— Instructions to follow —
The reply must reproduce each line below exactly.

— Material provided —

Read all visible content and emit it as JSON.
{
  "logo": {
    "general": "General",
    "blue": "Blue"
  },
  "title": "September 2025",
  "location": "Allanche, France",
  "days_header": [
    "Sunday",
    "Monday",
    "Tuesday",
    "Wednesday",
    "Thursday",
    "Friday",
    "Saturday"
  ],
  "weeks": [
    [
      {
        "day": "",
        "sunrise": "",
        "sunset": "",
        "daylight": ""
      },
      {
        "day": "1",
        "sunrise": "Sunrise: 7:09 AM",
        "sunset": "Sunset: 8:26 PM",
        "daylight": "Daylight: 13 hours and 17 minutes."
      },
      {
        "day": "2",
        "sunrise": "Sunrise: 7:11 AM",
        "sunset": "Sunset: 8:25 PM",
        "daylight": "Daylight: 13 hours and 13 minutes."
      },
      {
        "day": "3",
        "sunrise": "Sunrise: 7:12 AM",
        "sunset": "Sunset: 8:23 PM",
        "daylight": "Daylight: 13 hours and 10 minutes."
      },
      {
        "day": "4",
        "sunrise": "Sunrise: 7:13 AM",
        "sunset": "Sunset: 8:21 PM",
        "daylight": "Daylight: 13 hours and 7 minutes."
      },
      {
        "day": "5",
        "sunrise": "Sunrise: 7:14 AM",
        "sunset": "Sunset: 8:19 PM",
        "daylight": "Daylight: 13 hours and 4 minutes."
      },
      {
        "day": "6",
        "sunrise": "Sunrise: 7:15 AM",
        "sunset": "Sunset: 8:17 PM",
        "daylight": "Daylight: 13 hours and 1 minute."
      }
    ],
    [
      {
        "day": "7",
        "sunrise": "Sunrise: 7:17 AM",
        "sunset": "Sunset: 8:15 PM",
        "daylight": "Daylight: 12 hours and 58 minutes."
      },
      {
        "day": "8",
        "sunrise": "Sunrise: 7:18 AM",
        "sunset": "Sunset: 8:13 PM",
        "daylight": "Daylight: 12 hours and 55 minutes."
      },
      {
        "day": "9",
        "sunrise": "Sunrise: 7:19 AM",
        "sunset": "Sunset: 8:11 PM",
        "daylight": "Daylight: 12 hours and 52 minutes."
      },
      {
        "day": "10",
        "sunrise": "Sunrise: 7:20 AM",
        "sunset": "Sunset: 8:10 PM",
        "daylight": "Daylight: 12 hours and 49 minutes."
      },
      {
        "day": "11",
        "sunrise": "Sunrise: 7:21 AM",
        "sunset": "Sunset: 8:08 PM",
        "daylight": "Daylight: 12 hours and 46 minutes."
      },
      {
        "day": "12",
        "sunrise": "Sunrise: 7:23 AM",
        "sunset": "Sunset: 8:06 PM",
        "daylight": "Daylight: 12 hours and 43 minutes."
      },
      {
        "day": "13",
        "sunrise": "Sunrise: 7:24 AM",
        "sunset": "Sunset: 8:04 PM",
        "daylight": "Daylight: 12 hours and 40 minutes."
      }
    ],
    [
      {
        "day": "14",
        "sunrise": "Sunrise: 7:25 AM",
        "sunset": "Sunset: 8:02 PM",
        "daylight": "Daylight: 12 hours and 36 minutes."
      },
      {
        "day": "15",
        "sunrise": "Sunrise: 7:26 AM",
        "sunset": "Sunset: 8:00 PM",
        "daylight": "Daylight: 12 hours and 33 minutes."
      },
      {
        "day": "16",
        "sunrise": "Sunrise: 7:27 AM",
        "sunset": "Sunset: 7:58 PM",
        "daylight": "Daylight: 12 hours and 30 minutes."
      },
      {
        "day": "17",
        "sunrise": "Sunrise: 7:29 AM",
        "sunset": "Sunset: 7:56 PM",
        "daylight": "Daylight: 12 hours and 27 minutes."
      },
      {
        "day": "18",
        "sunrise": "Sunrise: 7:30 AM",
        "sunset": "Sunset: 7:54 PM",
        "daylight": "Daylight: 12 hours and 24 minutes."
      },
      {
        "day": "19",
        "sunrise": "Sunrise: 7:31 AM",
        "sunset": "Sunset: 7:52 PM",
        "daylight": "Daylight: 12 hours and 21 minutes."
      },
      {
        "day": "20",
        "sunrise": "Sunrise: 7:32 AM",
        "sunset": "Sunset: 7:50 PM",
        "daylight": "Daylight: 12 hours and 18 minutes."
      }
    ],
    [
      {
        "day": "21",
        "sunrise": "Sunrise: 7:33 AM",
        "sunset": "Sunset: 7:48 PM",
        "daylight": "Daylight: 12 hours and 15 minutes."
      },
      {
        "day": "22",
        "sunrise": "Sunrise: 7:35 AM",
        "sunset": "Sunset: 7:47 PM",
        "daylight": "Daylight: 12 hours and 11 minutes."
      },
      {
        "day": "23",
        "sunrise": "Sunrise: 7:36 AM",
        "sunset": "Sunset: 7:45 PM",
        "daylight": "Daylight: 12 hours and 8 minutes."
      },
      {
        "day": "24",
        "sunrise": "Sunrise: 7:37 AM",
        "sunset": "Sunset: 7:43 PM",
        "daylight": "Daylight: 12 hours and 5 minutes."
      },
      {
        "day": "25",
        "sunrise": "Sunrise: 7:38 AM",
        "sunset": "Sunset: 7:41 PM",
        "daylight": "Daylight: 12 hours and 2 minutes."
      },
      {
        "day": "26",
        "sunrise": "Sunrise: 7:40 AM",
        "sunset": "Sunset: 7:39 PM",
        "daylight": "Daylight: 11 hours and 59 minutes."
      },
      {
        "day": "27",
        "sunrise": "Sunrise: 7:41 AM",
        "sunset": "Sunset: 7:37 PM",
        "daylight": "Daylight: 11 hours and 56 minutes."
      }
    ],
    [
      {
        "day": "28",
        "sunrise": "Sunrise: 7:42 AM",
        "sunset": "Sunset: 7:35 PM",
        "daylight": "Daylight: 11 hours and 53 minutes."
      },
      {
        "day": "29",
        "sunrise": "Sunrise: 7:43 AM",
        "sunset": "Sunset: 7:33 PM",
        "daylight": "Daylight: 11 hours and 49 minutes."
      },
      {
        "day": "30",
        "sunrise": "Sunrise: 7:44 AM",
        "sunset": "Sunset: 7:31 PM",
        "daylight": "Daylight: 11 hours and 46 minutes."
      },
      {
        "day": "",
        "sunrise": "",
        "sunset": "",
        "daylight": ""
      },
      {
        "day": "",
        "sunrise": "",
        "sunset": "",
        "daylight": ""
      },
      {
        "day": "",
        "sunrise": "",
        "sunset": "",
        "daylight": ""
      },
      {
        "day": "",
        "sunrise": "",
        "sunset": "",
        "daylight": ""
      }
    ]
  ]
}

— Task answer —
Read all visible content and emit it as JSON.
{
  "logo": {
    "general": "General",
    "blue": "Blue"
  },
  "title": "September 2025",
  "location": "Allanche, France",
  "days_header": [
    "Sunday",
    "Monday",
    "Tuesday",
    "Wednesday",
    "Thursday",
    "Friday",
    "Saturday"
  ],
  "weeks": [
    [
      {
        "day": "",
        "sunrise": "",
        "sunset": "",
        "daylight": ""
      },
      {
        "day": "1",
        "sunrise": "Sunrise: 7:09 AM",
        "sunset": "Sunset: 8:26 PM",
        "daylight": "Daylight: 13 hours and 17 minutes."
      },
      {
        "day": "2",
        "sunrise": "Sunrise: 7:11 AM",
        "sunset": "Sunset: 8:25 PM",
        "daylight": "Daylight: 13 hours and 13 minutes."
      },
      {
        "day": "3",
        "sunrise": "Sunrise: 7:12 AM",
        "sunset": "Sunset: 8:23 PM",
        "daylight": "Daylight: 13 hours and 10 minutes."
      },
      {
        "day": "4",
        "sunrise": "Sunrise: 7:13 AM",
        "sunset": "Sunset: 8:21 PM",
        "daylight": "Daylight: 13 hours and 7 minutes."
      },
      {
        "day": "5",
        "sunrise": "Sunrise: 7:14 AM",
        "sunset": "Sunset: 8:19 PM",
        "daylight": "Daylight: 13 hours and 4 minutes."
      },
      {
        "day": "6",
        "sunrise": "Sunrise: 7:15 AM",
        "sunset": "Sunset: 8:17 PM",
        "daylight": "Daylight: 13 hours and 1 minute."
      }
    ],
    [
      {
        "day": "7",
        "sunrise": "Sunrise: 7:17 AM",
        "sunset": "Sunset: 8:15 PM",
        "daylight": "Daylight: 12 hours and 58 minutes."
      },
      {
        "day": "8",
        "sunrise": "Sunrise: 7:18 AM",
        "sunset": "Sunset: 8:13 PM",
        "daylight": "Daylight: 12 hours and 55 minutes."
      },
      {
        "day": "9",
        "sunrise": "Sunrise: 7:19 AM",
        "sunset": "Sunset: 8:11 PM",
        "daylight": "Daylight: 12 hours and 52 minutes."
      },
      {
        "day": "10",
        "sunrise": "Sunrise: 7:20 AM",
        "sunset": "Sunset: 8:10 PM",
        "daylight": "Daylight: 12 hours and 49 minutes."
      },
      {
        "day": "11",
        "sunrise": "Sunrise: 7:21 AM",
        "sunset": "Sunset: 8:08 PM",
        "daylight": "Daylight: 12 hours and 46 minutes."
      },
      {
        "day": "12",
        "sunrise": "Sunrise: 7:23 AM",
        "sunset": "Sunset: 8:06 PM",
        "daylight": "Daylight: 12 hours and 43 minutes."
      },
      {
        "day": "13",
        "sunrise": "Sunrise: 7:24 AM",
        "sunset": "Sunset: 8:04 PM",
        "daylight": "Daylight: 12 hours and 40 minutes."
      }
    ],
    [
      {
        "day": "14",
        "sunrise": "Sunrise: 7:25 AM",
        "sunset": "Sunset: 8:02 PM",
        "daylight": "Daylight: 12 hours and 36 minutes."
      },
      {
        "day": "15",
        "sunrise": "Sunrise: 7:26 AM",
        "sunset": "Sunset: 8:00 PM",
        "daylight": "Daylight: 12 hours and 33 minutes."
      },
      {
        "day": "16",
        "sunrise": "Sunrise: 7:27 AM",
        "sunset": "Sunset: 7:58 PM",
        "daylight": "Daylight: 12 hours and 30 minutes."
      },
      {
        "day": "17",
        "sunrise": "Sunrise: 7:29 AM",
        "sunset": "Sunset: 7:56 PM",
        "daylight": "Daylight: 12 hours and 27 minutes."
      },
      {
        "day": "18",
        "sunrise": "Sunrise: 7:30 AM",
        "sunset": "Sunset: 7:54 PM",
        "daylight": "Daylight: 12 hours and 24 minutes."
      },
      {
        "day": "19",
        "sunrise": "Sunrise: 7:31 AM",
        "sunset": "Sunset: 7:52 PM",
        "daylight": "Daylight: 12 hours and 21 minutes."
      },
      {
        "day": "20",
        "sunrise": "Sunrise: 7:32 AM",
        "sunset": "Sunset: 7:50 PM",
        "daylight": "Daylight: 12 hours and 18 minutes."
      }
    ],
    [
      {
        "day": "21",
        "sunrise": "Sunrise: 7:33 AM",
        "sunset": "Sunset: 7:48 PM",
        "daylight": "Daylight: 12 hours and 15 minutes."
      },
      {
        "day": "22",
        "sunrise": "Sunrise: 7:35 AM",
        "sunset": "Sunset: 7:47 PM",
        "daylight": "Daylight: 12 hours and 11 minutes."
      },
      {
        "day": "23",
        "sunrise": "Sunrise: 7:36 AM",
        "sunset": "Sunset: 7:45 PM",
        "daylight": "Daylight: 12 hours and 8 minutes."
      },
      {
        "day": "24",
        "sunrise": "Sunrise: 7:37 AM",
        "sunset": "Sunset: 7:43 PM",
        "daylight": "Daylight: 12 hours and 5 minutes."
      },
      {
        "day": "25",
        "sunrise": "Sunrise: 7:38 AM",
        "sunset": "Sunset: 7:41 PM",
        "daylight": "Daylight: 12 hours and 2 minutes."
      },
      {
        "day": "26",
        "sunrise": "Sunrise: 7:40 AM",
        "sunset": "Sunset: 7:39 PM",
        "daylight": "Daylight: 11 hours and 59 minutes."
      },
      {
        "day": "27",
        "sunrise": "Sunrise: 7:41 AM",
        "sunset": "Sunset: 7:37 PM",
        "daylight": "Daylight: 11 hours and 56 minutes."
      }
    ],
    [
      {
        "day": "28",
        "sunrise": "Sunrise: 7:42 AM",
        "sunset": "Sunset: 7:35 PM",
        "daylight": "Daylight: 11 hours and 53 minutes."
      },
      {
        "day": "29",
        "sunrise": "Sunrise: 7:43 AM",
        "sunset": "Sunset: 7:33 PM",
        "daylight": "Daylight: 11 hours and 49 minutes."
      },
      {
        "day": "30",
        "sunrise": "Sunrise: 7:44 AM",
        "sunset": "Sunset: 7:31 PM",
        "daylight": "Daylight: 11 hours and 46 minutes."
      },
      {
        "day": "",
        "sunrise": "",
        "sunset": "",
        "daylight": ""
      },
      {
        "day": "",
        "sunrise": "",
        "sunset": "",
        "daylight": ""
      },
      {
        "day": "",
        "sunrise": "",
        "sunset": "",
        "daylight": ""
      },
      {
        "day": "",
        "sunrise": "",
        "sunset": "",
        "daylight": ""
      }
    ]
  ]
}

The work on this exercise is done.